(Data supplied)
+===+

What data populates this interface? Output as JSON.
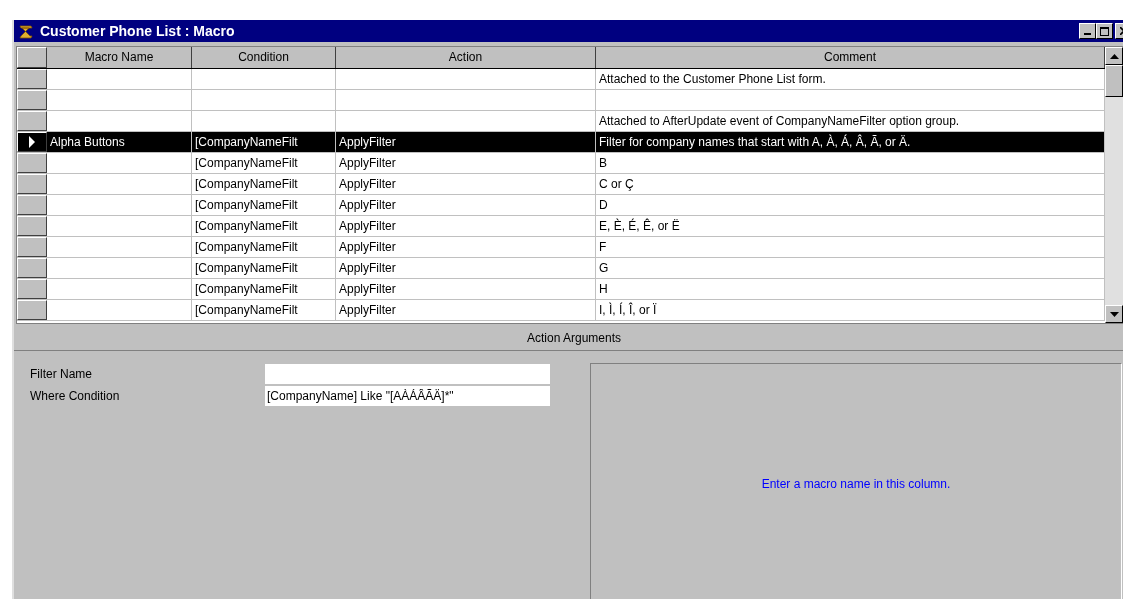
{
  "window": {
    "title": "Customer Phone List : Macro"
  },
  "table": {
    "columns": [
      "Macro Name",
      "Condition",
      "Action",
      "Comment"
    ],
    "rows": [
      {
        "comment": "Attached to the Customer Phone List form.",
        "selected": false
      },
      {
        "selected": false
      },
      {
        "comment": "Attached to AfterUpdate event of CompanyNameFilter option group.",
        "selected": false
      },
      {
        "macro_name": "Alpha Buttons",
        "condition": "[CompanyNameFilt",
        "action": "ApplyFilter",
        "comment": "Filter for company names that start with A, À, Á, Â, Ã, or Ä.",
        "selected": true
      },
      {
        "condition": "[CompanyNameFilt",
        "action": "ApplyFilter",
        "comment": "B",
        "selected": false
      },
      {
        "condition": "[CompanyNameFilt",
        "action": "ApplyFilter",
        "comment": "C or Ç",
        "selected": false
      },
      {
        "condition": "[CompanyNameFilt",
        "action": "ApplyFilter",
        "comment": "D",
        "selected": false
      },
      {
        "condition": "[CompanyNameFilt",
        "action": "ApplyFilter",
        "comment": "E, È, É, Ê, or Ë",
        "selected": false
      },
      {
        "condition": "[CompanyNameFilt",
        "action": "ApplyFilter",
        "comment": "F",
        "selected": false
      },
      {
        "condition": "[CompanyNameFilt",
        "action": "ApplyFilter",
        "comment": "G",
        "selected": false
      },
      {
        "condition": "[CompanyNameFilt",
        "action": "ApplyFilter",
        "comment": "H",
        "selected": false
      },
      {
        "condition": "[CompanyNameFilt",
        "action": "ApplyFilter",
        "comment": "I, Ì, Í, Î, or Ï",
        "selected": false
      }
    ]
  },
  "action_arguments": {
    "title": "Action Arguments",
    "fields": [
      {
        "label": "Filter Name"
      },
      {
        "label": "Where Condition",
        "value": "[CompanyName] Like \"[AÀÁÂÃÄ]*\""
      }
    ],
    "help_text": "Enter a macro name in this column."
  }
}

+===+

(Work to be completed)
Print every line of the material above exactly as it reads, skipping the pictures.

(Solution for this exercise)
What data populates this interface? Output as JSON.
{
  "window": {
    "title": "Customer Phone List : Macro"
  },
  "table": {
    "columns": [
      "Macro Name",
      "Condition",
      "Action",
      "Comment"
    ],
    "rows": [
      {
        "comment": "Attached to the Customer Phone List form.",
        "selected": false
      },
      {
        "selected": false
      },
      {
        "comment": "Attached to AfterUpdate event of CompanyNameFilter option group.",
        "selected": false
      },
      {
        "macro_name": "Alpha Buttons",
        "condition": "[CompanyNameFilt",
        "action": "ApplyFilter",
        "comment": "Filter for company names that start with A, À, Á, Â, Ã, or Ä.",
        "selected": true
      },
      {
        "condition": "[CompanyNameFilt",
        "action": "ApplyFilter",
        "comment": "B",
        "selected": false
      },
      {
        "condition": "[CompanyNameFilt",
        "action": "ApplyFilter",
        "comment": "C or Ç",
        "selected": false
      },
      {
        "condition": "[CompanyNameFilt",
        "action": "ApplyFilter",
        "comment": "D",
        "selected": false
      },
      {
        "condition": "[CompanyNameFilt",
        "action": "ApplyFilter",
        "comment": "E, È, É, Ê, or Ë",
        "selected": false
      },
      {
        "condition": "[CompanyNameFilt",
        "action": "ApplyFilter",
        "comment": "F",
        "selected": false
      },
      {
        "condition": "[CompanyNameFilt",
        "action": "ApplyFilter",
        "comment": "G",
        "selected": false
      },
      {
        "condition": "[CompanyNameFilt",
        "action": "ApplyFilter",
        "comment": "H",
        "selected": false
      },
      {
        "condition": "[CompanyNameFilt",
        "action": "ApplyFilter",
        "comment": "I, Ì, Í, Î, or Ï",
        "selected": false
      }
    ]
  },
  "action_arguments": {
    "title": "Action Arguments",
    "fields": [
      {
        "label": "Filter Name"
      },
      {
        "label": "Where Condition",
        "value": "[CompanyName] Like \"[AÀÁÂÃÄ]*\""
      }
    ],
    "help_text": "Enter a macro name in this column."
  }
}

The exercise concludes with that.